Ransomware has emerged as one of the most pervasive and destructive cyber threats facing organizations and individuals worldwide. With the ability to encrypt files and demand ransom payments for their decryption, ransomware attacks can cripple businesses, disrupt critical services, and cause significant financial and reputational damage. In this article, we delve into the five most dangerous forms of ransomware, shedding light on their capabilities, impact, and the measures organizations can take to defend against them.


WannaCry gained notoriety in May 2017 when it spread rapidly across the globe, infecting hundreds of thousands of computers in over 150 countries. Exploiting a vulnerability in Microsoft Windows, WannaCry encrypted files on infected systems and demanded ransom payments in Bitcoin. The scale and speed of the WannaCry outbreak highlighted the severity of the ransomware threat and underscored the importance of timely software patching and vulnerability management to prevent such attacks.


Ryuk is a sophisticated ransomware strain known for its targeted attacks against organizations, particularly in the healthcare, finance, and government sectors. Operated by cybercriminal groups such as Wizard Spider and UNC1878, Ryuk employs advanced encryption algorithms and evasion techniques to evade detection and maximize damage. Ryuk attacks often begin with a phishing email or a compromised remote desktop protocol (RDP) connection, highlighting the importance of robust email security and access controls in defending against this threat.

Sodinokibi (REvil)

Sodinokibi, also known as REvil, is a ransomware-as-a-service (RaaS) operation that has gained prominence in recent years due to its involvement in high-profile attacks targeting large enterprises and managed service providers (MSPs). Operating on a business model akin to a legitimate software-as-a-service (SaaS) provider, the operators of Sodinokibi rent out their ransomware infrastructure to affiliates who carry out attacks on their behalf. Sodinokibi is known for its data exfiltration capabilities, where threat actors steal sensitive information before encrypting files and threaten to leak it if ransom demands are not met.


Maze ransomware stands out for its dual extortion tactics, where threat actors not only encrypt files but also exfiltrate sensitive data and threaten to publish it if ransom demands are not paid. First identified in 2019, Maze has targeted organizations across various sectors, including healthcare, manufacturing, and technology.

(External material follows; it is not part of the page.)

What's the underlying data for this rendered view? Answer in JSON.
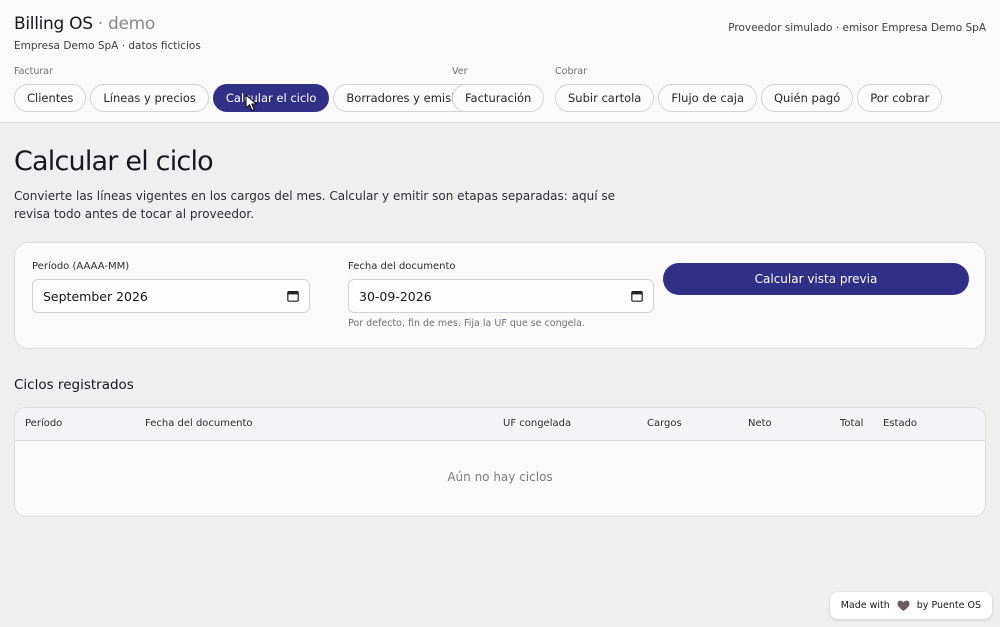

The operators of Maze are known for their professionalism and sophistication, often engaging in negotiations with victims and maintaining a public “leak site” to publish stolen data as leverage.


Conti is a ransomware variant that has gained prominence for its association with ransomware-as-a-service (RaaS) operations and its targeting of critical infrastructure and healthcare organizations. Conti attacks typically begin with initial access gained through phishing emails or exploitation of vulnerable remote access services. Once inside the network, Conti operators deploy a combination of automated tools and manual techniques to move laterally, escalate privileges, and deploy ransomware payloads across multiple endpoints, emphasizing the importance of network segmentation and detection controls in mitigating this threat.


Ransomware continues to pose a significant and evolving threat to organizations of all sizes and sectors. The five ransomware variants highlighted in this article represent just a fraction of the diverse and dynamic landscape of ransomware threats facing businesses and individuals today. To defend against ransomware attacks, organizations must adopt a multi-layered security approach that includes robust email security measures, regular software patching, network segmentation, data backup and recovery procedures, employee training, and incident response planning. Contact TSG, and allow us to strengthen your defenses and mitigate the risk of falling victim to ransomware attacks.